Seaport believes that investors are underestimating the growth of defense spending in the United States, projecting that full-year appropriations in 2022 will be far higher than President Joe Biden’s request.
According to analyst Richard Safran, Lockheed Martin is well-positioned to capitalize due to the importance of its F-35 fighter jets and the company’s growing market share. Development programs are transitioning to production, which Safran believes will improve margins.
Retail investors likes Alibaba despite the risks
Retail investors, according to Vanda Research, have disregarded obvious dangers and in the last five days picked up more Chinese-listed firms than the organization has since 2014.
According to the firm, retail investors have purchased more than $400 million in Chinese technology ADRs since last Tuesday. According to Vanda Research, retail volume increased nearly 270 percent on Alibaba and 170 percent on JD.com from the previous month.
JD.com shares jumped more than 14 percent on Tuesday, while Alibaba shares jumped more than 6 percent as the retail crowd flocked to the company. Pinduoduo gained more than 22%, while Baidu gained nearly 9%.
Ben Onatibia, senior strategist at Vanda Research, warned about retail investors’ proclivity to chase momentum trades.
“Retail investors, like Chinese ADRs, tend to load up on QQQ and SPY when stocks fall, but demand for these instruments fades as soon as prices begin to rise,” Onatibia said. “In contrast, retail investors in speculative stocks tend to be momentum chasers, where they have become the marginal price setter.”
Beijing has tightened restrictions on cross-border data flows and security, targeting industries ranging from technology to education and gaming. The Chinese government has targeted some of the country’s most powerful companies, including Didi, Alibaba, and Tencent.
Investors may have recently bought the dip after learning more about Beijing’s policies.
However, Chinese firms are still not out of the woods. The Securities and Exchange Commission is tightening its scrutiny of Chinese firms seeking to list on U.S. stock exchanges. The agency stated that it will require additional disclosures about the company’s structure as well as any risk from future Chinese government actions.
On Tuesday, SEC Chair Gary Gensler told Bloomberg News that he would strictly enforce U.S. audit rules for Chinese companies. He also warned that companies could be kicked off U.S. stock exchanges as early as 2024.
According to Vanda, retail buying peaked on Monday, when Alibaba was the most-bought stock in the United States, more than doubling the purchases of Pfizer, the second-most-bought stock on the VandaTrack list.
“The most important feature of retail ADR purchases is that they were not contrarian,” Onatibia said. “Since the regulatory crackdown began, retail investors have increased their buying on dips, supplying liquidity to institutional investors who have been exiting long positions.”
Despite Tuesday’s surge, some of these Chinese firms have outperformed others over the last five days. JD.com shares are up more than 11% since last Tuesday, while Alibaba shares are down 8% in the same time period.

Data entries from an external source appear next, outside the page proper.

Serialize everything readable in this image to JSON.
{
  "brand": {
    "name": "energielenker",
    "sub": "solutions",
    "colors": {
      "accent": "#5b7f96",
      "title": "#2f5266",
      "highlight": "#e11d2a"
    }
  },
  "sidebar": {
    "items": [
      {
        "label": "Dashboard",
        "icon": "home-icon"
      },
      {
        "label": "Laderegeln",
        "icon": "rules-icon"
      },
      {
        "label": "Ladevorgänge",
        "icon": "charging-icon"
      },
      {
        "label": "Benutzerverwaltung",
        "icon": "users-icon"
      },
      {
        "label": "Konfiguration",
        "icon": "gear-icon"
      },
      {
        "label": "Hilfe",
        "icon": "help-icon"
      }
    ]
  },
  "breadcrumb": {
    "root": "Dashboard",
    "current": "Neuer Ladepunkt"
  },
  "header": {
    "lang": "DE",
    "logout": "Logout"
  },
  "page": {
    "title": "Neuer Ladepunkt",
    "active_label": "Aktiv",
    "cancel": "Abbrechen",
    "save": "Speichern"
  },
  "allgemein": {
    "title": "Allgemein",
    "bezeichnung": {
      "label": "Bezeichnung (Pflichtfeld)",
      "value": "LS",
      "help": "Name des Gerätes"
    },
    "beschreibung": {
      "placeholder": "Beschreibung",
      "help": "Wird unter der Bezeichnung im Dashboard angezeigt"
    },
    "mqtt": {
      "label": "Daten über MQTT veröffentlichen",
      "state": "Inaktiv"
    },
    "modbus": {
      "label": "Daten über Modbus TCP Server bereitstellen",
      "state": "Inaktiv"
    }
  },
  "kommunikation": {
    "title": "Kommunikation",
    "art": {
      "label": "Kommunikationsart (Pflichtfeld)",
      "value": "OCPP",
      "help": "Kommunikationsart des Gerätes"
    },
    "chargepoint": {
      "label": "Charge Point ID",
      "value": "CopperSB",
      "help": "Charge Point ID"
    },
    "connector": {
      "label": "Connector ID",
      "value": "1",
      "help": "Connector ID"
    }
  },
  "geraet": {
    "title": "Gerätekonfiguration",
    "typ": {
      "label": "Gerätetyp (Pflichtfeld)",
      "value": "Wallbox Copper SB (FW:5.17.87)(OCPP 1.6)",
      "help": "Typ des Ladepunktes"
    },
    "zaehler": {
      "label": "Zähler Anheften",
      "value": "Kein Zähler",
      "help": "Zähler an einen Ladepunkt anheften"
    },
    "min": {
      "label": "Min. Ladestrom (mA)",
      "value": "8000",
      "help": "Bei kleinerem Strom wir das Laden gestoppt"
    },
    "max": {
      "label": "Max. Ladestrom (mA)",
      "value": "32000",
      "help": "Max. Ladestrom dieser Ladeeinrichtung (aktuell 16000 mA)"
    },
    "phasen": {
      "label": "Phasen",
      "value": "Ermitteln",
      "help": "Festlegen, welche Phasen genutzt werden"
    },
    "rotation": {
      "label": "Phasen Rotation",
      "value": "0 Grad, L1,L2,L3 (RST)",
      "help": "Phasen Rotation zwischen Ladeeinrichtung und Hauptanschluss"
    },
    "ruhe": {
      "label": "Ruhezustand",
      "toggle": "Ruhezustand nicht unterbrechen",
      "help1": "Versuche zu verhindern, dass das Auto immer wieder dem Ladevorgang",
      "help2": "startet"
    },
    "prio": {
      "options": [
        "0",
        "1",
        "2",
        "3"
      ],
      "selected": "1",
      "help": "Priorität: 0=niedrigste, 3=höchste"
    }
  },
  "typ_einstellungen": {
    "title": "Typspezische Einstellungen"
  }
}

Didi’s stock has risen about 2% since last week, while Pinduoduo’s has risen nearly 17%. Since last Tuesday, TAL Education has increased by 1%, while Tencent Music has remained relatively stable. In that time, Baidu’s stock has risen by about 3%.
Vanda anticipates that retail demand for the Chinese-listed names will dwindle in the coming days. This is due in part to the increased attention given to other retail favorites. On Tuesday, several meme stocks, including GameStop and AMC Entertainment, skyrocketed for no apparent reason.
“Demand for vaccine manufacturers has remained strong, and semiconductor stocks such as NVDA and AMD, which are perennial retail favorites, have seen a significant increase in flows.” On yesterday’s rally, retail demand for gaming and meme stocks increased, increasing competition for scarce retail money,” added Onatibia.